The Asian supermarket sector is informal, PJ said. A sales person can walk in, talk to the buyer and Ramar can have one of its new products on the shelf the next day. Not so with larger customers.
“You get the appointment during the category review. Once you’re approved, in six to eight months you’ll be on the shelf,” he said, adding that there are challenges in the supply chain, obtaining certifications on certain ingredients and new promotional models to learn.
“We’re in one division of Kroger right now, and that’s only about 80 stores,” PJ said. “But if Kroger were to call us and say ‘We’re putting you in every one of our divisions,’ that’s 2,400 stores. That’s an awesome problem to have but there are a lot of steps that we would need to take to be able to serve that type of customer.”
Ramar Foods is developing systems and procedures to enable it to grow.

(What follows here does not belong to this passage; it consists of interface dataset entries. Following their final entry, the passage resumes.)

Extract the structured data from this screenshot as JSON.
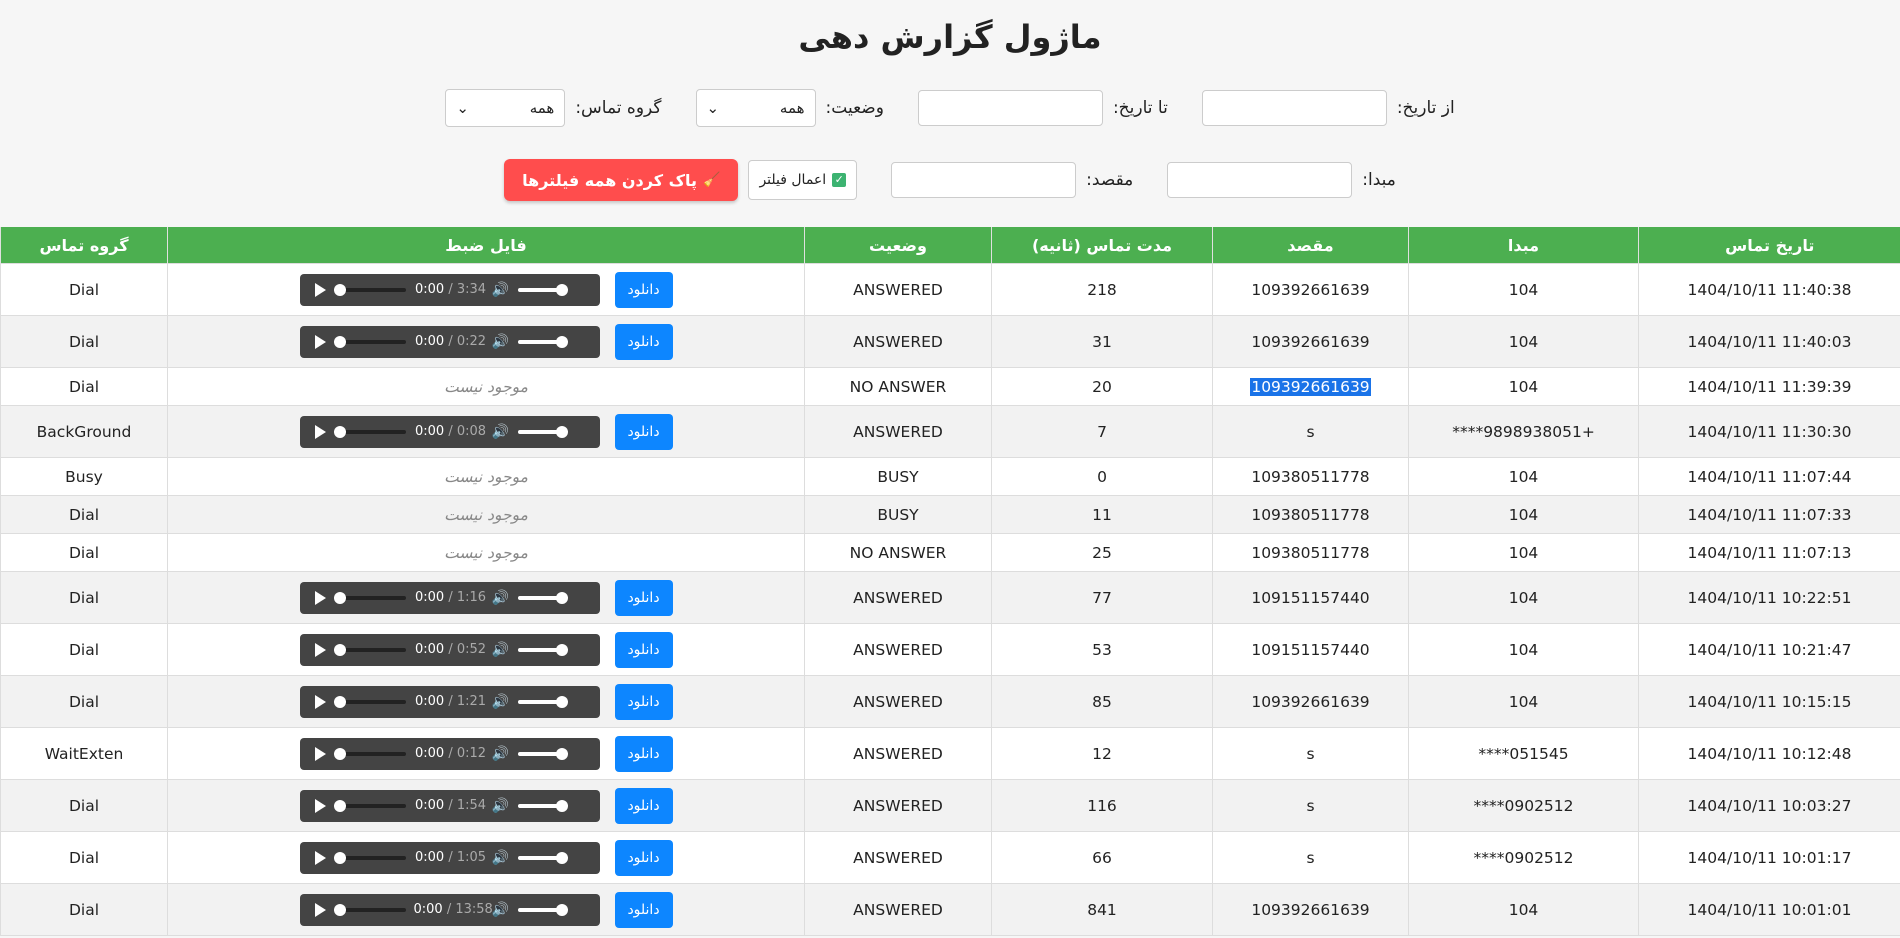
{
  "title": "ماژول گزارش دهی",
  "filters": {
    "from_date_label": "از تاریخ:",
    "to_date_label": "تا تاریخ:",
    "status_label": "وضعیت:",
    "status_value": "همه",
    "group_label": "گروه تماس:",
    "group_value": "همه",
    "source_label": "مبدا:",
    "destination_label": "مقصد:",
    "apply_label": "اعمال فیلتر",
    "clear_label": "پاک کردن همه فیلترها"
  },
  "table": {
    "headers": {
      "date": "تاریخ تماس",
      "source": "مبدا",
      "destination": "مقصد",
      "duration": "مدت تماس (ثانیه)",
      "status": "وضعیت",
      "recording": "فایل ضبط",
      "group": "گروه تماس"
    },
    "download_label": "دانلود",
    "not_available_label": "موجود نیست",
    "rows": [
      {
        "date": "1404/10/11 11:40:38",
        "source": "104",
        "destination": "109392661639",
        "duration": "218",
        "status": "ANSWERED",
        "recording": true,
        "player_current": "0:00",
        "player_total": "/ 3:34",
        "group": "Dial"
      },
      {
        "date": "1404/10/11 11:40:03",
        "source": "104",
        "destination": "109392661639",
        "duration": "31",
        "status": "ANSWERED",
        "recording": true,
        "player_current": "0:00",
        "player_total": "/ 0:22",
        "group": "Dial"
      },
      {
        "date": "1404/10/11 11:39:39",
        "source": "104",
        "destination": "109392661639",
        "duration": "20",
        "status": "NO ANSWER",
        "recording": false,
        "group": "Dial",
        "highlight": true
      },
      {
        "date": "1404/10/11 11:30:30",
        "source": "+9898938051****",
        "destination": "s",
        "duration": "7",
        "status": "ANSWERED",
        "recording": true,
        "player_current": "0:00",
        "player_total": "/ 0:08",
        "group": "BackGround"
      },
      {
        "date": "1404/10/11 11:07:44",
        "source": "104",
        "destination": "109380511778",
        "duration": "0",
        "status": "BUSY",
        "recording": false,
        "group": "Busy"
      },
      {
        "date": "1404/10/11 11:07:33",
        "source": "104",
        "destination": "109380511778",
        "duration": "11",
        "status": "BUSY",
        "recording": false,
        "group": "Dial"
      },
      {
        "date": "1404/10/11 11:07:13",
        "source": "104",
        "destination": "109380511778",
        "duration": "25",
        "status": "NO ANSWER",
        "recording": false,
        "group": "Dial"
      },
      {
        "date": "1404/10/11 10:22:51",
        "source": "104",
        "destination": "109151157440",
        "duration": "77",
        "status": "ANSWERED",
        "recording": true,
        "player_current": "0:00",
        "player_total": "/ 1:16",
        "group": "Dial"
      },
      {
        "date": "1404/10/11 10:21:47",
        "source": "104",
        "destination": "109151157440",
        "duration": "53",
        "status": "ANSWERED",
        "recording": true,
        "player_current": "0:00",
        "player_total": "/ 0:52",
        "group": "Dial"
      },
      {
        "date": "1404/10/11 10:15:15",
        "source": "104",
        "destination": "109392661639",
        "duration": "85",
        "status": "ANSWERED",
        "recording": true,
        "player_current": "0:00",
        "player_total": "/ 1:21",
        "group": "Dial"
      },
      {
        "date": "1404/10/11 10:12:48",
        "source": "051545****",
        "destination": "s",
        "duration": "12",
        "status": "ANSWERED",
        "recording": true,
        "player_current": "0:00",
        "player_total": "/ 0:12",
        "group": "WaitExten"
      },
      {
        "date": "1404/10/11 10:03:27",
        "source": "0902512****",
        "destination": "s",
        "duration": "116",
        "status": "ANSWERED",
        "recording": true,
        "player_current": "0:00",
        "player_total": "/ 1:54",
        "group": "Dial"
      },
      {
        "date": "1404/10/11 10:01:17",
        "source": "0902512****",
        "destination": "s",
        "duration": "66",
        "status": "ANSWERED",
        "recording": true,
        "player_current": "0:00",
        "player_total": "/ 1:05",
        "group": "Dial"
      },
      {
        "date": "1404/10/11 10:01:01",
        "source": "104",
        "destination": "109392661639",
        "duration": "841",
        "status": "ANSWERED",
        "recording": true,
        "player_current": "0:00",
        "player_total": "/ 13:58",
        "group": "Dial"
      }
    ]
  }
}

“We have to look at every aspect of the company to make sure that we can serve those customers moving forward,” he said. “We’ve learned a ton in the last few years. We’ve already started working with UNFI and C & S Wholesale Grocers. These customers really challenged our initial assumptions of the old way of just ‘make the best product possible and just get it out there.’” It’s gotten a lot more complicated,” Quesada said.
Besides expanding beyond Asian supermarkets, Ramar is seeking growth in restaurants. The Quesadas believe there is a place on a restaurant menu for some of its exotic flavors.

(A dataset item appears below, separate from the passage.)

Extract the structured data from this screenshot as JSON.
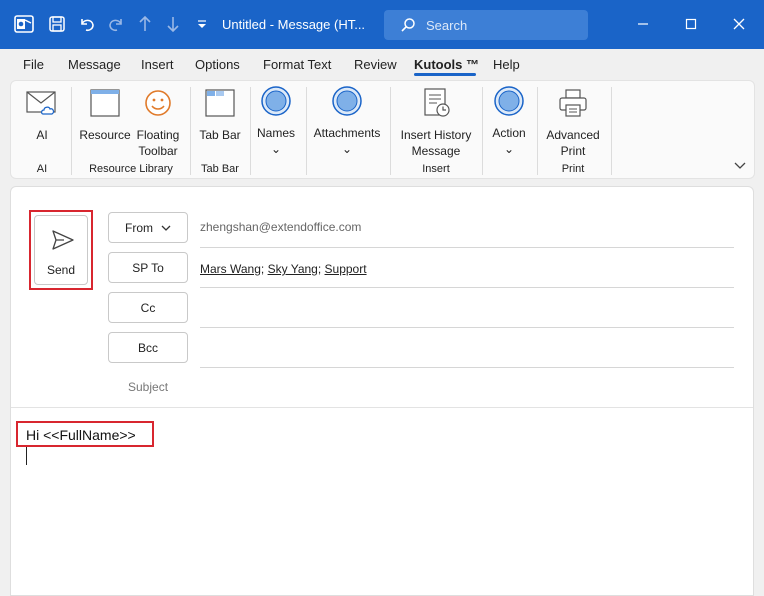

“For the restaurants and the chefs that want to bring a complete end-to-end unique experience, why not throw avocado ice cream in there? Why not throw lychee ice cream in there? In all aspects of our business, not just in ice cream, foodservice is a really attractive category focus,” PJ said.
Ramar also sells ice cream mix to operators in the Bay Area. Its biggest initiative, though, is the opening of two scoop shops last year in Honolulu and Las Vegas. These projects are spearheaded by the Quesadas’ parents, who have involved themselves with store openings and events. They are “working at retirement,” Susie said of her parents.
“I think [the shops] will be great for our brand because people can actually go and interact with the brand in person,” Susie said. “Our whole idea is to have a really great brand experience. People [will] see that Magnolia is a high-quality but fun company where you can go with your family and enjoy dessert. It will really complement the business that we do now because instead of just seeing us on the shelf there’s going to be a face and a name to that.”
Retail sales of the ice cream at a nearby grocery increased after the Honolulu scoop shop opened, Ronald said, pointing out how one channel supports the other.
As Ramar Foods expands to reach mainstream America, it remains close to its roots. Primo and Evangeline Quesada established a college scholarship program for students in the United States and the Philippines. The U.S. scholarship is for employees and their children. The Philippines scholarship is awarded to children who have a socioeconomic need.
Susie said she intends to continue the legacy of her grandmother and parents, which is making high-quality products.
“That’s why our ice cream is premium. We use 14% butterfat because we want all our products to taste good and to be good for the community. Good ingredients sustain the health of the community. Food always brings us together. It’s one of those things no matter what, when you’re trying to learn about a new culture, you learn about their food first. That’s this doorway into learning about the history,” she said.
A mural on the outside of the Ramar Foods headquarters building tells the story of immigration, said Ronald. It shows a family gathered around a table set with food.
“That’s how we think of the business. The family is the center of our lives, and at the center of that family is a table full of food. You really can get to know people through the food,” Ronald said.